Saturday 25 December 2021, 14:00

Bunny Shaw at the heart of the Reggae Girlz revival

  • 24-year-old Manchester City striker is already her country’s all-time top scorer

  • She was pivotal in helping Jamaica become the first Caribbean nation to qualify for a Women’s World Cup

  • gets her view on the Reggae Girlz’s bright future

In 2019 Jamaica showed that World Cups are about much more than wins and losses. The Reggae Girlz may have lost all three of their group stage matches, conceded 12 goals and scored just one, but being there was transformative for a country that waved the flag for the Caribbean as the first from the region to qualify.

At the heart of that transformation for the nation’s female footballers is Khadija 'Bunny' Shaw. She has yet to celebrate her 25th birthday — that will come on 31 January of next year — and she is already her nation’s all-time top goalscorer.

“Most of us were in college,” Shaw tells of Jamaica’s France 2019 adventure, speaking from Manchester City’s training ground. “We didn’t know what we were getting ourselves in to. We just had that dream of qualifying for the World Cup one day and knowing how many lives it would change back home in Jamaica.”

Shaw says the key takeaway from France was the understanding from everyone involved of the importance of building chemistry and being together as a group. The team had few opportunities to gather for camps in the past and would only be able to come together for tournaments and qualifiers. A camp was held recently in Miami, so there are encouraging signs of improvement in that department.

“After the World Cup we sat down and spoke with the federation and gave our points about what we took from the experience,” said Shaw. “It’s definitely improving and I know that it takes time. As a team, we know that. It’s just a matter of seeing the progress, as patient as we are as well. It comes down to communication and trust in the long run.”

Jamaica had the youngest squad at the World Cup in 2019. “We’re all young. With the experience and having camps and the building of the chemistry within the team we can definitely continue to improve.”

There is an abundance of young talent coming through. Jody Brown, for example, was just 17 years old at France 2019 and recently played a pivotal role in Florida State’s run to the college national championship.

Jamaica’s road back to the World Cup will begin in February and April of next year when they face Concacaf Women’s Championship qualifiers against Bermuda, Grenada, Cayman Islands and Dominican Republic. The six group winners will join Canada and the USA in the Concacaf Women’s Champions in July 2022, where the top two teams in each group will qualify for the World Cup and the third-placed teams will advance to the inter-confederation play-offs.

“We’re not going to take any team lightly because the ball is round,” said Shaw. “Once you cross that white line, everyone’s equal.”

Testing herself at the top

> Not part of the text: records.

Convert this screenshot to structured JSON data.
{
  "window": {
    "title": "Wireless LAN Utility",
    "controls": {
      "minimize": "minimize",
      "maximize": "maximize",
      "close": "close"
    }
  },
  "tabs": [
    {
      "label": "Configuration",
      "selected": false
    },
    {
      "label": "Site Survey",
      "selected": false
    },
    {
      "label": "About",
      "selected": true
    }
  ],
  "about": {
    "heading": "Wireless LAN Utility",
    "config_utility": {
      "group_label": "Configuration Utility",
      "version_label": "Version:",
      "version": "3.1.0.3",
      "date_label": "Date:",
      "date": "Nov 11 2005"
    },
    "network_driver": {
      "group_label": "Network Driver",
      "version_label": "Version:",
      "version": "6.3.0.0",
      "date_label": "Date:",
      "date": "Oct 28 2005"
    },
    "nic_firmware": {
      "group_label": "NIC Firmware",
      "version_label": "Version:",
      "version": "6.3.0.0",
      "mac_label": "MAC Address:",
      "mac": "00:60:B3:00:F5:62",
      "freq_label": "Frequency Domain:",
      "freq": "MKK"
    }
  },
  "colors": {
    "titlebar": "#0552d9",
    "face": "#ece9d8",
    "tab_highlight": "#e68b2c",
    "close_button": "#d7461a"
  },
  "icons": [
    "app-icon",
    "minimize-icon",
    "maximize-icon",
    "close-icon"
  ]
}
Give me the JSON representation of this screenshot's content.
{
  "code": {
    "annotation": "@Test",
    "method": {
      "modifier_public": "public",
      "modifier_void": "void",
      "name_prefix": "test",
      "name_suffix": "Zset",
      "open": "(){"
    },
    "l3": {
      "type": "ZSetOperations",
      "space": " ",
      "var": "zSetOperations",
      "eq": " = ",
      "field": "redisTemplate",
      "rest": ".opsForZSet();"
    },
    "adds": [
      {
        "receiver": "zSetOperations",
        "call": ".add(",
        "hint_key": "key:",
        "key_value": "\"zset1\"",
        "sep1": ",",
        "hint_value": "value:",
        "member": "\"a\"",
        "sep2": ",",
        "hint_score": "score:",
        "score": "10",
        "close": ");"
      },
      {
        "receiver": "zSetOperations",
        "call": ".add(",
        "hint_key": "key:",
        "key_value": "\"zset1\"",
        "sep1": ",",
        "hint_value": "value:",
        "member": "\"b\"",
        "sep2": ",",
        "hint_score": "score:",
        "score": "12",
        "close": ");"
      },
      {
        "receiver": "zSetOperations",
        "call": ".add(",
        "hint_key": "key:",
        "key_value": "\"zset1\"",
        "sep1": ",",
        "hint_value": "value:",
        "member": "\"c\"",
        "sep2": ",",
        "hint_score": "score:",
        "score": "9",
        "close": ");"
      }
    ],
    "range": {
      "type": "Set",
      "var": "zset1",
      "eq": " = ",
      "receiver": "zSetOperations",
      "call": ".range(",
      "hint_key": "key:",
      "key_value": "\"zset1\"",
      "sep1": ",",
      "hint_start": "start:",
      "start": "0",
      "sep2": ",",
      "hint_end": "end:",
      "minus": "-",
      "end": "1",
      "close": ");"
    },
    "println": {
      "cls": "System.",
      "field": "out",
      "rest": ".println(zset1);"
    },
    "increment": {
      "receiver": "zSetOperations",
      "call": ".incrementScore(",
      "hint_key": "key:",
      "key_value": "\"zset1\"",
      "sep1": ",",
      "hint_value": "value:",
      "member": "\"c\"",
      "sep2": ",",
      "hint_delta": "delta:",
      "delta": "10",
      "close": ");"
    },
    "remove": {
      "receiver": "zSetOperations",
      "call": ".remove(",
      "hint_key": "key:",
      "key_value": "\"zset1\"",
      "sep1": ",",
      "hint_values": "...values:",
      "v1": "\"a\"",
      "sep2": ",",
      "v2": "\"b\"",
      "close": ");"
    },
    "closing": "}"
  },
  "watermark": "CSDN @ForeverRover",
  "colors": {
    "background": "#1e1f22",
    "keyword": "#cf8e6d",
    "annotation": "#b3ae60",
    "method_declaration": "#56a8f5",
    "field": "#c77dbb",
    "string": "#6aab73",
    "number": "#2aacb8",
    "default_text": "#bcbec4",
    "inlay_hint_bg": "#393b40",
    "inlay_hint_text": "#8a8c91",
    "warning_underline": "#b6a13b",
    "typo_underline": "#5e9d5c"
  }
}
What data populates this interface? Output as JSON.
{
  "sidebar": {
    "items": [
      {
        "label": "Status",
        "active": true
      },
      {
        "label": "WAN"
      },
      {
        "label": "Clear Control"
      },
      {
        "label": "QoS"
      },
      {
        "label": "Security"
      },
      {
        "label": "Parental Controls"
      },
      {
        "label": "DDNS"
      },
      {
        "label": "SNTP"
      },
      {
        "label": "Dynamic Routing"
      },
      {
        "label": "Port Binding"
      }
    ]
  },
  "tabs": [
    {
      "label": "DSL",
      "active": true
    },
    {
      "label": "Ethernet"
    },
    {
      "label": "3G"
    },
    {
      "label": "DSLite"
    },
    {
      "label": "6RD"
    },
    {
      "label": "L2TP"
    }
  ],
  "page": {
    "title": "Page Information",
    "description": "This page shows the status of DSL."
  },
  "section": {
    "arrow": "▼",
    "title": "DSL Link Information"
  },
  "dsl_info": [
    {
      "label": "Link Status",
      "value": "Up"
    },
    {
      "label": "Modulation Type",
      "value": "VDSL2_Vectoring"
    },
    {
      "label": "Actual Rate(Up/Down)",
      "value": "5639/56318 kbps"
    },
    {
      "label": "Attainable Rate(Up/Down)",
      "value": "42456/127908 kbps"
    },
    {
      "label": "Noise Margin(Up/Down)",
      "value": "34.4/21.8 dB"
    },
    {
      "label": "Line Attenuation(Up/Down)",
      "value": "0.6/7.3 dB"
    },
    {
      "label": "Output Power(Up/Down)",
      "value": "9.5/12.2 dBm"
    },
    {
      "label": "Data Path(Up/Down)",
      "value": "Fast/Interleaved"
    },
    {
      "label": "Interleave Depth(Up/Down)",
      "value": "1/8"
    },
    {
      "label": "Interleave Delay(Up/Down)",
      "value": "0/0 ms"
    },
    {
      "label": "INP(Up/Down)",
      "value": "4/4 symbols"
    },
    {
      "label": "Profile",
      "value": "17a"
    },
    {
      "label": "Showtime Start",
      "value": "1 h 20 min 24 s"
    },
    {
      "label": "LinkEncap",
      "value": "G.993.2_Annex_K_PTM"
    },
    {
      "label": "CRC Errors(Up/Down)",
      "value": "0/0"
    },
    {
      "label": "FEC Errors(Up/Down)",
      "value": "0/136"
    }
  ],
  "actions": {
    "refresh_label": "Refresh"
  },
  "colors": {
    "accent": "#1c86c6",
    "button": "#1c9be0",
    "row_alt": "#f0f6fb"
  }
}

Shaw’s success with the Reggae Girlz led to a move abroad to France in 2019 after hugely successful college spells in the USA with the University of Tennessee, where she made the switch from midfield to the forward line. After scoring goals for fun with Bordeaux, it was time to put her game to the toughest test and she signed with FA Women’s Super League side Manchester City in June 2021.

“I was at a smaller club, so right now obviously I’m adjusting to new coaching, new playing, the club, the players… that’s one of the biggest things for me: to be patient with myself and trust my instincts and what I’m good at and just continue to focus on that.

“In terms of the team, it’s an incredible group of players that push you day-in and day-out, so I definitely think that I’m getting tested throughout trainings for sure.”

It can easily be forgotten just how monumental it is for Shaw to be playing in one of the strongest and most visible leagues in world football. ‘Bunny’ is unquestionably a huge source of inspiration and beacon of hope for young footballers across Jamaica and the Caribbean.

“I was once in their shoes, so I know what it feels like looking up to someone like, for example, Raheem Sterling. It means a lot to me, and it helps me also. Some days when I don’t feel like I can give or go that extra mile, I just think about all the other players back home. It helps me get out of bed sometimes in the morning to go out and work hard.

“For me to be here at Manchester City, that alone speaks for itself. I’m enjoying it and I’m just going to continue to improve.”

And all the signs are there that the Reggae Girlz will too.